If, when you close your eyes, you still see Chris Olave breaking off his route in the end zone, see the imagined touchdown picked off by Clemson, you know what I mean by “heart breaker.” Maybe we didn’t expect to win that game anyway. There were lots of things going wrong — the targeting call, a fumble in the end zone, a fumble for a TD called back, settling for field goals early on — and the Buckeyes were 0 for whatever against Clemson at that point.
Yet... that Ohio State team was really, really good. It was a heart breaker that even the following year’s win over Dabo Swinney, Trevor Lawrence, et al., couldn’t erase. But, for a heart breaker, what about the national championship men’s basketball game on March 25, 1961?
The previous season, 1959-60, the Buckeyes won their only national basketball championship (runners up four times!). Well before freshman eligibility, Jerry Lucas, John Havlicek, Mel Nowell (and, yes, the reserve Bobby Knight), were all sophomores. That team finished 25-3, 13-1 in the Big Ten, and won their first three NCAA tournament games by 19, 17, 22 before dominating Cal in the championship game by 20. For 1960-61, four starters were back. Hopes were astronomical.
The season went much as expected.
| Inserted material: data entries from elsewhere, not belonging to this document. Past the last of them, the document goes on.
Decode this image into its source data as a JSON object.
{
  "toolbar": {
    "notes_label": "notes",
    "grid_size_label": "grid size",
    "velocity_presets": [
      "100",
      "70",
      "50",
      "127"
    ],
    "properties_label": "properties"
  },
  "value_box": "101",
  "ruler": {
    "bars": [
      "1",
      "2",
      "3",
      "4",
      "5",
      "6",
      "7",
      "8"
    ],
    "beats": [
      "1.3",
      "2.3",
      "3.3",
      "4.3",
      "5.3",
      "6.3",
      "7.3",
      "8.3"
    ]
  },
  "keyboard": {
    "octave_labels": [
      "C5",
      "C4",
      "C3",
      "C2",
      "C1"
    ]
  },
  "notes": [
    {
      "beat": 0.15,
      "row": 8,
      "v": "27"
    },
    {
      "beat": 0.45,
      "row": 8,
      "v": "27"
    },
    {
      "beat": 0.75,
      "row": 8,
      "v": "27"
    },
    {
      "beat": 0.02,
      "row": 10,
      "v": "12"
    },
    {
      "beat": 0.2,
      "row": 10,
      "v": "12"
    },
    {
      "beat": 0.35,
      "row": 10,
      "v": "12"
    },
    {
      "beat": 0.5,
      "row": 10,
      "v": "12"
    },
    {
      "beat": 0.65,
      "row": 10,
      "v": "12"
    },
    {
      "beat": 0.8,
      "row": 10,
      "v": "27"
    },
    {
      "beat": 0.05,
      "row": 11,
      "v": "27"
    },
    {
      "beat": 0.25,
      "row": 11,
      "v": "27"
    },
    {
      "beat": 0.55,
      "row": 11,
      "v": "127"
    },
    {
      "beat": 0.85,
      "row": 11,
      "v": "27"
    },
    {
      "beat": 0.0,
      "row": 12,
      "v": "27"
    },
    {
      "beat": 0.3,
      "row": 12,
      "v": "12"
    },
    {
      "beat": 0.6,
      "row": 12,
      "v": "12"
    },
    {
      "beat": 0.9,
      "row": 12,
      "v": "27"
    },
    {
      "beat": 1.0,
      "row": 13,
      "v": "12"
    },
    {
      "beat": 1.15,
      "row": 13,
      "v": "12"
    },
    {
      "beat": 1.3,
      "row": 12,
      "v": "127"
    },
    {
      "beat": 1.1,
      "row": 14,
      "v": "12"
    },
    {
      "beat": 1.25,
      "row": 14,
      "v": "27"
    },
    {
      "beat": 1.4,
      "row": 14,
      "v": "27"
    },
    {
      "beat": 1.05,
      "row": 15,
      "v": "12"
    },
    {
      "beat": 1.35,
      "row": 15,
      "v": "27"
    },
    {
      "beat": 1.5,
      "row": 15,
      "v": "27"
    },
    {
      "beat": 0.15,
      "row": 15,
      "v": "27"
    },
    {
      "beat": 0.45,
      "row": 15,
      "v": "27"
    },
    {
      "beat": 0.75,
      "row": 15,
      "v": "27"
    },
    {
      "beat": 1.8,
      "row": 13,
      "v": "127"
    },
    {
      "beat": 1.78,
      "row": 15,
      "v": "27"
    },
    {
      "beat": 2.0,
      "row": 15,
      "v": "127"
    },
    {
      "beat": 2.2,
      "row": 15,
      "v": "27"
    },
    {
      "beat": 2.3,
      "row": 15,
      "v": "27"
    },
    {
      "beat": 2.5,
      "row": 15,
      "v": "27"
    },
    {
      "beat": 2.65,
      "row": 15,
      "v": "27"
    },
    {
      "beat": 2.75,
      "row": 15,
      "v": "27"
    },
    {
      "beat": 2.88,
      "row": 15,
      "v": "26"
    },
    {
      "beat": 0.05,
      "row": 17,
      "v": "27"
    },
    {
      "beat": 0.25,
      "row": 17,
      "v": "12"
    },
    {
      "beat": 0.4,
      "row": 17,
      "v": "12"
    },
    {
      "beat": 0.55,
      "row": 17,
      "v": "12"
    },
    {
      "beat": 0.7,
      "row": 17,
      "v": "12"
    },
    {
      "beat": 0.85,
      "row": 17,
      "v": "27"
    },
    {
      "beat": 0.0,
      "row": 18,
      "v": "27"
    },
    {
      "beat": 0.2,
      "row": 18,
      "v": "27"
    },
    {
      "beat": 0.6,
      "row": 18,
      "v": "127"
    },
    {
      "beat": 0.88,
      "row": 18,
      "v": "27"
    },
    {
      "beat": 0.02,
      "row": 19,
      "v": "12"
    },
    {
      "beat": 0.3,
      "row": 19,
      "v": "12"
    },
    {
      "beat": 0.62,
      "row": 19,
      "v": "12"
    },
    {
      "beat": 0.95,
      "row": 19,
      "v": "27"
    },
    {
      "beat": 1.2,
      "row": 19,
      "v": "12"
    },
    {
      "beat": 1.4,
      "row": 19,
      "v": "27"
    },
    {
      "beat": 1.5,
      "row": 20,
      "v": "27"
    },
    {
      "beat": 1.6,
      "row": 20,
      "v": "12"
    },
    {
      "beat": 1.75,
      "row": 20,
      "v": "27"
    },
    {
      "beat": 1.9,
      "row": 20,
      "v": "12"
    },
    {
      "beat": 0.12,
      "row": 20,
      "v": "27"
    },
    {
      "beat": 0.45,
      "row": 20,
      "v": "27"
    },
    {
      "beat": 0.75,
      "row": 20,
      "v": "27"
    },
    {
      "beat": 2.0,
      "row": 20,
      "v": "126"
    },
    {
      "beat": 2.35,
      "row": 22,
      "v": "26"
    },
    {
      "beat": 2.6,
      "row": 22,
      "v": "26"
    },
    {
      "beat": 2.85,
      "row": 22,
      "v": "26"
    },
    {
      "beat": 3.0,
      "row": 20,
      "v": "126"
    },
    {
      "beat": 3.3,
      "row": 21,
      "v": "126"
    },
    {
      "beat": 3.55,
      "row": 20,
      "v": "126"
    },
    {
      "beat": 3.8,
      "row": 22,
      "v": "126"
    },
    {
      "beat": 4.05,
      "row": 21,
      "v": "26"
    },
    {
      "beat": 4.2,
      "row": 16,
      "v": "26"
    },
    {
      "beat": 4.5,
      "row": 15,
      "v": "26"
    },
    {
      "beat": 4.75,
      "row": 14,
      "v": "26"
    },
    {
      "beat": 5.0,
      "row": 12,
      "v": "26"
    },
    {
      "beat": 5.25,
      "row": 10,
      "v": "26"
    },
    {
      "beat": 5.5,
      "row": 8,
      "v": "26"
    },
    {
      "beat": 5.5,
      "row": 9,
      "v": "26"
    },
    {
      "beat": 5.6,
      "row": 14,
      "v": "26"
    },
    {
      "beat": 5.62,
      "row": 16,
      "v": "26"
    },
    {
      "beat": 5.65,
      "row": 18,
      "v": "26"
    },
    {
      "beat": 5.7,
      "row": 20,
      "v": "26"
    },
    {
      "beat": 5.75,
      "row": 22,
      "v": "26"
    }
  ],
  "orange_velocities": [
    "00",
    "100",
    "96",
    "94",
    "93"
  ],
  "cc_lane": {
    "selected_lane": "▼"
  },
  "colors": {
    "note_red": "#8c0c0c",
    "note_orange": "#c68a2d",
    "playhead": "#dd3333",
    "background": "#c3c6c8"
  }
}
Lucas averaged 24.9 points per game on the season to go along with a whopping 17.4 rebounds per outing. Havlicek averaged 14.5 and 8.7, while senior Larry Siegfried contributed 15.2 points per game. The team was loaded, but not particularly deep.
As the Bucks charged toward another championship, there were a few tough games along the way, but not many. In late December, Ohio State beat seventh-ranked St. John’s in Madison Square Garden by five and two nights later squeaked by No. 3 St. Bonaventure by two.
Only two conference games were tight, as the Buckeyes edged ninth-ranked Iowa in Iowa City by a single point and beat Indiana in Bloomington by four. Heading into the Tournament, the Big Ten champs were 23-0 and everyone’s favorite for back-to-back titles.
However, OSU struggled in its first game, escaping Louisville 56-55. But then they beat Kentucky 87-74 and St. Joseph’s by 26 to return to the championship game.
Time for the heartbreak to begin.
In those days of old, the game determining third and fourth place preceded the finals. The Buckeyes were suited up and waiting for the St. Joseph’s-Utah game to end. The game, however, seemed never to finish, as it went on and on, extending to four overtimes, St. Joe’s finally pulling it out, 127-120.
Meanwhile, tension mounted in the Buckeyes’ locker room. They were defending national champions, they were riding a 32-game winning streak, they had several of the sport’s best collegiate players, they were heavily favored. The pressure was on them, not on a good but seemingly outmanned University of Cincinnati squad, whose star player Oscar Robertson had graduated the previous spring.
Ohio State gained an early lead, but couldn’t break away as the team was accustomed to do. The Bearcats, under first-year coach Ed Jucker, gained confidence with each passing minute, as the game stayed close.
Cincinnati’s Bob Wiesenhahn faced the daunting task of covering Havlicek, whose motor never stopped, who out-hustled every opponent. But on that night in Kansas City, Wiesenhahn stopped Havlicek nearly cold, essentially keeping the ball out of his hands. Lucas would score 27 points and pull down 12 rebounds in that championship game, but Havlicek was held to just four points, taking only five shots from the field, making only one and a couple of free throws.
The Buckeyes had two players in double figures (Lucas and Siegfried); the Bearcats had four, with fifth starter Paul Hogue collecting nine. Knight laid in a basket to tie the score at 61 as regulation ended, but the extra period was all Bearcats, who outscored the Bucks 9-4. Final score: Cincinnati 70, Ohio State 65 in OT.
But there’s always next year. Right? Right. In the 1962 NCAA championships, Cincinnati, behind center Paul Hogue, beat the Bucks in the national finals again, this time 71-59. The 1961-62 season ended with OSU 26-2, 13-1 in the Big Ten. The season was over, and so was the Lucas-Havlicek era, probably the best run in Ohio State basketball history.
Losing that second time to Cincinnati was just a bitter chaser, following the 1961 loss; sort of the way watching Joe Burrow raise the trophy and light his stogie capped the lingering disappointment of the semifinal loss to Clemson nearly 58 years later.